COVID-19 has definitely had an impact on missing children. To start with, there was a real drop in referral numbers. We had to find different ways of working, which was difficult. We were ringing children up to speak to them and that could be very difficult, especially with new children we hadn’t built a rapport with yet. If you already had a relationship with them, it was better, but it was really hard with those you had never met in person.

Some children have struggled to get back into the school routine since the lockdowns and they’ve really suffered from anxiety. We’re seeing a lot more mental health concerns than usual. I think it’s been especially hard for the children who moved from primary to secondary school, and it’s been such a disruptive time for them.”

Since COVID, I’ve done a lot more referrals for volunteer mentors. Sometimes they don’t want CAMHS (Child and Adolescent Mental Health Services), and they don’t want to be on a waiting list. Children and young people just want someone to talk to, not necessarily someone professional, but just someone to be there for them.

Ten years on…

I think the 72-hour target in statutory guidance is good and we can complete the majority of RHIs in that time frame, but in my team, we just keep going if we can’t meet that. We’ll keep trying for 14 days and, I continue even beyond then if I just have a bad feeling about something.

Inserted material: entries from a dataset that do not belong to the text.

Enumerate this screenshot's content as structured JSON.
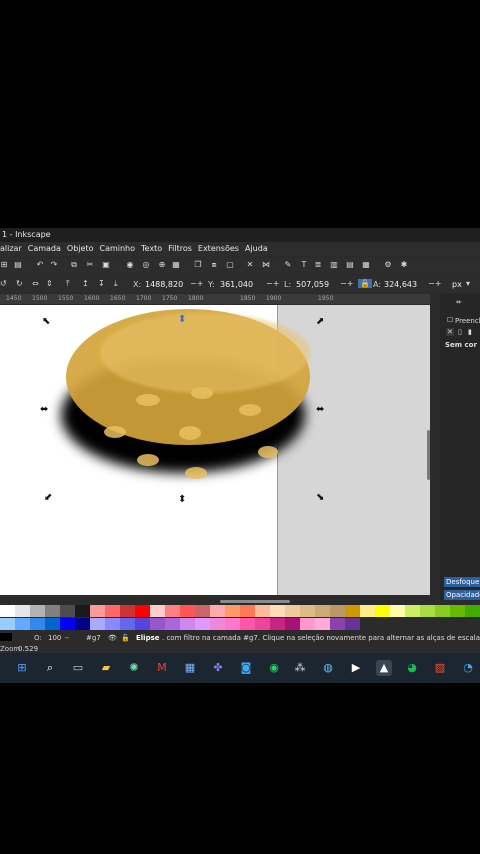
{
  "window": {
    "title": "1 - Inkscape"
  },
  "menu": [
    "alizar",
    "Camada",
    "Objeto",
    "Caminho",
    "Texto",
    "Filtros",
    "Extensões",
    "Ajuda"
  ],
  "toolbar": {
    "x_label": "X:",
    "x_value": "1488,820",
    "y_label": "Y:",
    "y_value": "361,040",
    "w_label": "L:",
    "w_value": "507,059",
    "h_label": "A:",
    "h_value": "324,643",
    "unit": "px"
  },
  "ruler": [
    "1450",
    "1500",
    "1550",
    "1600",
    "1650",
    "1700",
    "1750",
    "1800",
    "1850",
    "1900",
    "1950"
  ],
  "fillstroke": {
    "tab_label": "Preench",
    "no_paint": "Sem cor"
  },
  "panel": {
    "blur_label": "Desfoque (",
    "opacity_label": "Opacidade"
  },
  "status": {
    "opacity_label": "O:",
    "opacity_value": "100",
    "layer": "#g7",
    "zoom_label": "Zoom",
    "zoom_value": "0.529",
    "message_bold": "Elipse",
    "message_rest": ". com filtro na camada #g7. Clique na seleção novamente para alternar as alças de escala/rotação"
  },
  "colors": {
    "accent": "#2c5f9e",
    "ellipse_fill": "#d4a43a",
    "ellipse_light": "#e9c46a",
    "spot": "#e8bf5f",
    "shadow": "#000000"
  },
  "taskbar_icons": [
    "windows-icon",
    "search-icon",
    "taskview-icon",
    "file-explorer-icon",
    "chatgpt-icon",
    "gmail-icon",
    "store-icon",
    "teams-icon",
    "app-icon",
    "whatsapp-icon",
    "app-icon-2",
    "browser-icon",
    "media-player-icon",
    "inkscape-icon",
    "spotify-icon",
    "app-icon-3",
    "edge-icon"
  ]
}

I always go with my gut. I make follow up appointments even if we have sent back the paperwork if I feel something is wrong.

That’s the advantage of having done the job for so long. I think I really know what I’m doing. I just go into a kind of professional autopilot where experience kicks in. You can make a rapid assessment of the situation, your instinct tells you what approach the child needs. You get really good at reading body language, and you know what kind of chit-chat is needed to make that child feel comfortable.

I like it when we’re busy. And I feel better under pressure  – which is just as well really. I normally start around 7:00 in the morning and make it a priority to get out and see the children.

The thing I love about the job is that no two days are the same. Even with repeat mispers  – children who go missing on multiple occasions  – it’s always a different story. I know I can help them and I always wanted to work either with the Police or with children, so this is just perfect for me!